EXCERPTED RECORDS —
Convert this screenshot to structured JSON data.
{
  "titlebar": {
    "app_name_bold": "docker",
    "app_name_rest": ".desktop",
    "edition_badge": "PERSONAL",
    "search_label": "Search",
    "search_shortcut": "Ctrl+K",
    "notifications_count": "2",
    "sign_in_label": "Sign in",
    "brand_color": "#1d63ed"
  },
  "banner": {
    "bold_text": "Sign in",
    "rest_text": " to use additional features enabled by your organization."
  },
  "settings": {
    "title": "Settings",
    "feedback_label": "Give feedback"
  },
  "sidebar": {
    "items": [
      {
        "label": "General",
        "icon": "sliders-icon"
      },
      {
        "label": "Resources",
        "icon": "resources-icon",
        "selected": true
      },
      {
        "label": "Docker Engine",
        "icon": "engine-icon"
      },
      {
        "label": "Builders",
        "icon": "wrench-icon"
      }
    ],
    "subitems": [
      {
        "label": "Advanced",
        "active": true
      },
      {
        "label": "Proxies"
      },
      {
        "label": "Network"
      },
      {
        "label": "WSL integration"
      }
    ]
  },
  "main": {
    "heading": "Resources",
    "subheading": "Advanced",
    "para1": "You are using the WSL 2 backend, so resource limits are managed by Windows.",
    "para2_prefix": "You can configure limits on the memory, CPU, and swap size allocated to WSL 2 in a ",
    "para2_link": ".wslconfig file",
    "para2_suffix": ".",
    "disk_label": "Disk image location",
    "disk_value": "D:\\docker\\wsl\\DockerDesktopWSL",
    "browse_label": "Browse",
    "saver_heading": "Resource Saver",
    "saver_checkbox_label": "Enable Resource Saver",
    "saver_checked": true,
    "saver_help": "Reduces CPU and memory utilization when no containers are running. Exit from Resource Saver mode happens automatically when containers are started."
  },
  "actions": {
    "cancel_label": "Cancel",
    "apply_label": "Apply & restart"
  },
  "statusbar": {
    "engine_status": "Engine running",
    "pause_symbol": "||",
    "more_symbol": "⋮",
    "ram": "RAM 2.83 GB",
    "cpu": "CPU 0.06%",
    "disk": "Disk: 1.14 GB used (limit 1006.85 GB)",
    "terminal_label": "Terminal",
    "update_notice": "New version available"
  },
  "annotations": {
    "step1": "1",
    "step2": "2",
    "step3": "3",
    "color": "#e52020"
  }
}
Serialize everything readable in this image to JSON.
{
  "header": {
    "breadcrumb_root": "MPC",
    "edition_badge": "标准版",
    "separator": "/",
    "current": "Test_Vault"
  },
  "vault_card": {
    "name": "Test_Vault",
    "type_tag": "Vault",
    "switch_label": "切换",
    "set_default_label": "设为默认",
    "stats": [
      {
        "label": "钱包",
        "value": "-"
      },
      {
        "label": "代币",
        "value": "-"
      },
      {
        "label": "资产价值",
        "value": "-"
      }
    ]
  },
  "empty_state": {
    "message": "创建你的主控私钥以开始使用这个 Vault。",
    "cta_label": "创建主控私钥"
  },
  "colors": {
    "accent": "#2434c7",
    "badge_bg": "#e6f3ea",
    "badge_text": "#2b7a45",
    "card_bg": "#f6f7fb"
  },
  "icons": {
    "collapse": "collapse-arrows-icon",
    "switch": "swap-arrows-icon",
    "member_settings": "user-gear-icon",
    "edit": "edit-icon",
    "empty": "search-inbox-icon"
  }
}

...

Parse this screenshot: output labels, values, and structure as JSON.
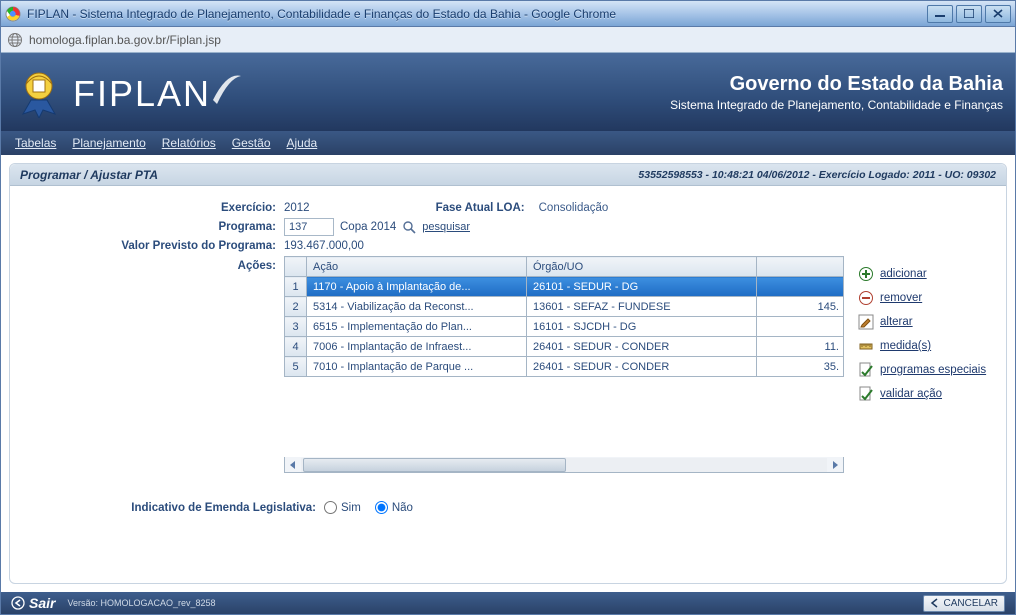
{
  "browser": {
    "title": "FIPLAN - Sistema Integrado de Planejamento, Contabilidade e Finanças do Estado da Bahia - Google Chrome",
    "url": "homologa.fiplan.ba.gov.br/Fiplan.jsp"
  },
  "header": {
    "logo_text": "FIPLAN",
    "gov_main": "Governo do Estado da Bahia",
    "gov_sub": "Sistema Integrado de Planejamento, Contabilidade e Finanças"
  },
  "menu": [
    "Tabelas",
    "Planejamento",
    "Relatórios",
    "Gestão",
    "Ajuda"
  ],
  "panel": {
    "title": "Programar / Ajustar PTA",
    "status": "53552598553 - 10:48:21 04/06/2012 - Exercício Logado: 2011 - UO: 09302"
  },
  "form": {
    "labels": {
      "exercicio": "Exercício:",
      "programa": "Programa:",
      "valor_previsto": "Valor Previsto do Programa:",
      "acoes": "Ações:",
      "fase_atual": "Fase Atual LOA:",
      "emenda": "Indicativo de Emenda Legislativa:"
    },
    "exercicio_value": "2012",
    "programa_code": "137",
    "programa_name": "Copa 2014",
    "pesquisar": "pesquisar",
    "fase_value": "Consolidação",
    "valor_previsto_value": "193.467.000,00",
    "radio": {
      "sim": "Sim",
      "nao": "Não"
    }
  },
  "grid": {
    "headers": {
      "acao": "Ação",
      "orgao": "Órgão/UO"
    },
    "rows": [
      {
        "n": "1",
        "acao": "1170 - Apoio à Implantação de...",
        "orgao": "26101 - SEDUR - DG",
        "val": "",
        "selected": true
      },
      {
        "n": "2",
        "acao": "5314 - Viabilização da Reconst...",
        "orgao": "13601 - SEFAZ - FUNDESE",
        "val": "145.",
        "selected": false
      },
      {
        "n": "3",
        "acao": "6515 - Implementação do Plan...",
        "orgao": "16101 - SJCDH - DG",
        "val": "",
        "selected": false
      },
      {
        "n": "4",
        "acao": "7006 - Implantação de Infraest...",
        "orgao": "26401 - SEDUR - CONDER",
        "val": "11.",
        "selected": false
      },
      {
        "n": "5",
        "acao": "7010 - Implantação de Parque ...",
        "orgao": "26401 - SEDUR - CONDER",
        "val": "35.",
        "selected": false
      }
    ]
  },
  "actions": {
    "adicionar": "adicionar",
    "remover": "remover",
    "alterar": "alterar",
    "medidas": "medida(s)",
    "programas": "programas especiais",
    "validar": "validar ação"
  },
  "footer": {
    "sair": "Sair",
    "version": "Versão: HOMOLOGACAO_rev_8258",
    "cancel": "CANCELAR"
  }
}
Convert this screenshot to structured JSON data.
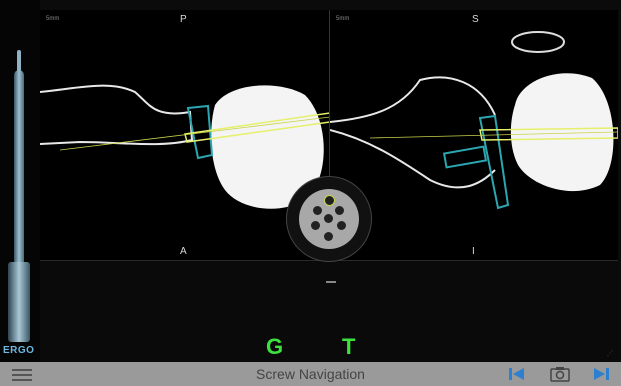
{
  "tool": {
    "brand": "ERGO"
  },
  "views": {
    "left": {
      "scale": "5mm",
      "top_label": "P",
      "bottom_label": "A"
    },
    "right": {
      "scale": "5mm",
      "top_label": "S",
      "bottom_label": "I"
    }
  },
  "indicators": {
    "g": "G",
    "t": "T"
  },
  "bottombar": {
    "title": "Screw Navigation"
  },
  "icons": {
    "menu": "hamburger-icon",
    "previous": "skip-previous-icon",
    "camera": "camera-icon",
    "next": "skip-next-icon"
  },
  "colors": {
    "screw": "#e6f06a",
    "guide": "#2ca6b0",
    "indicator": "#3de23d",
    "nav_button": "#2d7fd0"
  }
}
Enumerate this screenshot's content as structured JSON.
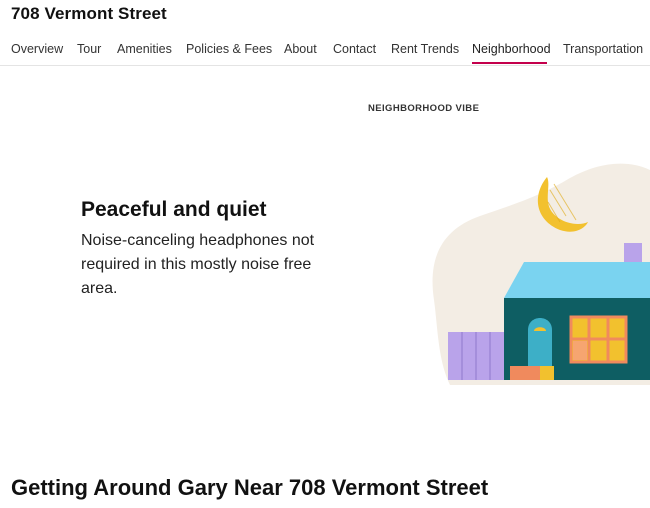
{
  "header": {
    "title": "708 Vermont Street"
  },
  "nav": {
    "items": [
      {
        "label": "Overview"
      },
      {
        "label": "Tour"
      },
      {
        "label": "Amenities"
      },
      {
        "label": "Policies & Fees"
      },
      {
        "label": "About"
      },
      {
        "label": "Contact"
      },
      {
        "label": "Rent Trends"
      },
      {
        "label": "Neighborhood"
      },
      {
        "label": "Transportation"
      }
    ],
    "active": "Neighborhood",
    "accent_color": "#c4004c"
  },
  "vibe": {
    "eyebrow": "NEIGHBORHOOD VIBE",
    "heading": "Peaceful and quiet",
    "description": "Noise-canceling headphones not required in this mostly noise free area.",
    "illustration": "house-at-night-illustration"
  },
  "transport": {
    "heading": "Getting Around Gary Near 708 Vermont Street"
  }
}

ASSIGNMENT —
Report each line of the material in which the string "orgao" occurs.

RESPONSE TO THIS EXERCISE —
      "orgao": "Órgão/UO"
        "orgao": "26101 - SEDUR - DG",
        "orgao": "13601 - SEFAZ - FUNDESE",
        "orgao": "16101 - SJCDH - DG",
        "orgao": "26401 - SEDUR - CONDER",
        "orgao": "26401 - SEDUR - CONDER",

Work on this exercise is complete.